I needed something nearly mindless to read at the end of a long, hard, illness-infested semester, so I thought I would try Simmons’s The Book of Basketball: The NBA According to The Sports Guy. I got about a third of the way through it — it’s 736 pages in the hardcover edition, by the way — and then deleted it from my Kindle. Too much porn. Yes, porn — Simmons’s jokes have a pretty limited range: penises, breasts, porn flicks, a movie about porn flicks (Boogie Nights), penises, gambling, other movies, penises, and porn flicks. After a while this became . . . not offensive so much as numbingly repetitive and just plain sad.
It’s sad that porn is so mainstream now that Simmons can assume that pretty much everyone who reads his book knows as much about it as he does. And perhaps he assumes rightly, since hardly any of the customer reviews on Amazon mention this prominent, um . . . feature of the book. Nor does Amazon’s own review, or Booklist’s. Apparently porn has moved from being taboo to disreputable to risqué to defensible to invisible. Just part of the scenery.
Notice, by the way, that I did what we all do these days, which is to soften or even undercut moral disapproval with a self-deprecating joke. (See this post’s title?) Robert Ebert did something similar recently in the first paragraph of his review of Kick-Ass:

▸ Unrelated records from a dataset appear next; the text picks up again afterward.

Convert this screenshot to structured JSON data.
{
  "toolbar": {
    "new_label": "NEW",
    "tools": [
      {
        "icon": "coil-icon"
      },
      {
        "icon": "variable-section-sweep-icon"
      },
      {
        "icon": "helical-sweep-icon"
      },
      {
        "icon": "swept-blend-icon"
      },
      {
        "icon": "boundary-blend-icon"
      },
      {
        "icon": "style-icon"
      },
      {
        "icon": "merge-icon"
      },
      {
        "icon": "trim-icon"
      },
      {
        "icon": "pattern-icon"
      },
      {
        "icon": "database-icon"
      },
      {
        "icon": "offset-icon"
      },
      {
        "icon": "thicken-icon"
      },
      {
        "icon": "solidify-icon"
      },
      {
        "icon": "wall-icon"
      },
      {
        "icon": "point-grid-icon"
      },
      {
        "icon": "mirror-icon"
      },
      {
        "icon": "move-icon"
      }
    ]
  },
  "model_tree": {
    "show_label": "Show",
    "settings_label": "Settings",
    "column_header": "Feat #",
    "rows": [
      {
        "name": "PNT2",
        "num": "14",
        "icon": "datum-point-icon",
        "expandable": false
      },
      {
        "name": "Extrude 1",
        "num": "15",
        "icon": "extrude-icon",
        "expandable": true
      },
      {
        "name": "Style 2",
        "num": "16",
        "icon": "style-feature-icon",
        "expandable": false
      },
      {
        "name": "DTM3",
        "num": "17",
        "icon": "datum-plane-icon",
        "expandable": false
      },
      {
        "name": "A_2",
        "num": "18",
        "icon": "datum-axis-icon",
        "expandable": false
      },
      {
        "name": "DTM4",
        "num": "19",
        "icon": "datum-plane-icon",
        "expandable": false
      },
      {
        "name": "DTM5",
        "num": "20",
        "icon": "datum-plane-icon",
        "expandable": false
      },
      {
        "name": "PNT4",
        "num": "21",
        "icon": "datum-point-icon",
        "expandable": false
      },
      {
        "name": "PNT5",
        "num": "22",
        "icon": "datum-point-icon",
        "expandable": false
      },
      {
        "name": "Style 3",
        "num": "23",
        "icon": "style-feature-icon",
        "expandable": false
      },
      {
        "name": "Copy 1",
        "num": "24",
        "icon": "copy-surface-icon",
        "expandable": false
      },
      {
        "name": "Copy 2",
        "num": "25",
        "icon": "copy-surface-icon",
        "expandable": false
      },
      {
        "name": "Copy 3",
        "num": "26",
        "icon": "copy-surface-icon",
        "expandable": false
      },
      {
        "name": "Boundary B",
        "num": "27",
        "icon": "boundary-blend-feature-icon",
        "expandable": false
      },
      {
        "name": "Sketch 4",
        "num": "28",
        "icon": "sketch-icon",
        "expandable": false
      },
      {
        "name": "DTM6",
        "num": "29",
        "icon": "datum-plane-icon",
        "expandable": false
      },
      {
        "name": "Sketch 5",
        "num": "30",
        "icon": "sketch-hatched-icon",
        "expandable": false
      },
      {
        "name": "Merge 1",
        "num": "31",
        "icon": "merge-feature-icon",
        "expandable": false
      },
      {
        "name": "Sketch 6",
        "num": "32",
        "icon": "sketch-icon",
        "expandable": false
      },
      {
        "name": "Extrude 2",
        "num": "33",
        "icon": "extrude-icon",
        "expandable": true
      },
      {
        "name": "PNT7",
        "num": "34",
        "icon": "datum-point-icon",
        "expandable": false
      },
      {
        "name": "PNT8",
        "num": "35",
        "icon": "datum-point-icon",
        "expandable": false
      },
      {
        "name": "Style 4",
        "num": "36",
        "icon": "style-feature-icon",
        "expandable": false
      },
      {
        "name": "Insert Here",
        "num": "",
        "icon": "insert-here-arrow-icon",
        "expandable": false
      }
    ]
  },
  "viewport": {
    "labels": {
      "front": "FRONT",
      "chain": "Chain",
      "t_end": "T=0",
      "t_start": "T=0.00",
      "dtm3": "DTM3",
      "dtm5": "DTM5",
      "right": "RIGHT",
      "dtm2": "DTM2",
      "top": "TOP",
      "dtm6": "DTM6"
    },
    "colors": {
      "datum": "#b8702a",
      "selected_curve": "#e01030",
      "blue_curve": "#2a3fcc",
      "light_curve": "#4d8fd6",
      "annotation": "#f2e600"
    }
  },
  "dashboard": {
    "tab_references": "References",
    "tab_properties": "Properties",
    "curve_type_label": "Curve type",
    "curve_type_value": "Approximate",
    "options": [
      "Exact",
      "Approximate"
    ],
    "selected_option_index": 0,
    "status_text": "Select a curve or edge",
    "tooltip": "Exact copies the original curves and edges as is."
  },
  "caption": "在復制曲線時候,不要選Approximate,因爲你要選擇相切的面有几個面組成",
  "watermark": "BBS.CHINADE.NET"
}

Shall I have feelings, or should I pretend to be cool? Will I seem hopelessly square if I find “Kick-Ass” morally reprehensible and will I appear to have missed the point? Let's say you're a big fan of the original comic book, and you think the movie does it justice. You know what? You inhabit a world I am so very not interested in. A movie camera makes a record of whatever is placed in front of it, and in this case, it shows deadly carnage dished out by an 11-year-old girl, after which an adult man brutally hammers her to within an inch of her life. Blood everywhere. Now tell me all about the context.
Yeah. Do please tell me about it. I think the self-deprecation, the near-apology, comes in because we know that there is simply no point in arguing with someone who's happy with a world in which porn is thoroughly mainstream and there's some value in watching films that depict children being beaten and then killing (and, by the way, conscripting actual children to act out those fantasies). I cannot discern any point of commonality that would allow me to formulate an argument that such people would recognize as valid, or perhaps they would even be able to make sense of. I sympathize with Ebert's simple statement — "You inhabit a world I am so very not interested in "— but I doubt its sufficiency. I may be "so very not interested" in a particular world, yet still have to live in it and experience its consequences.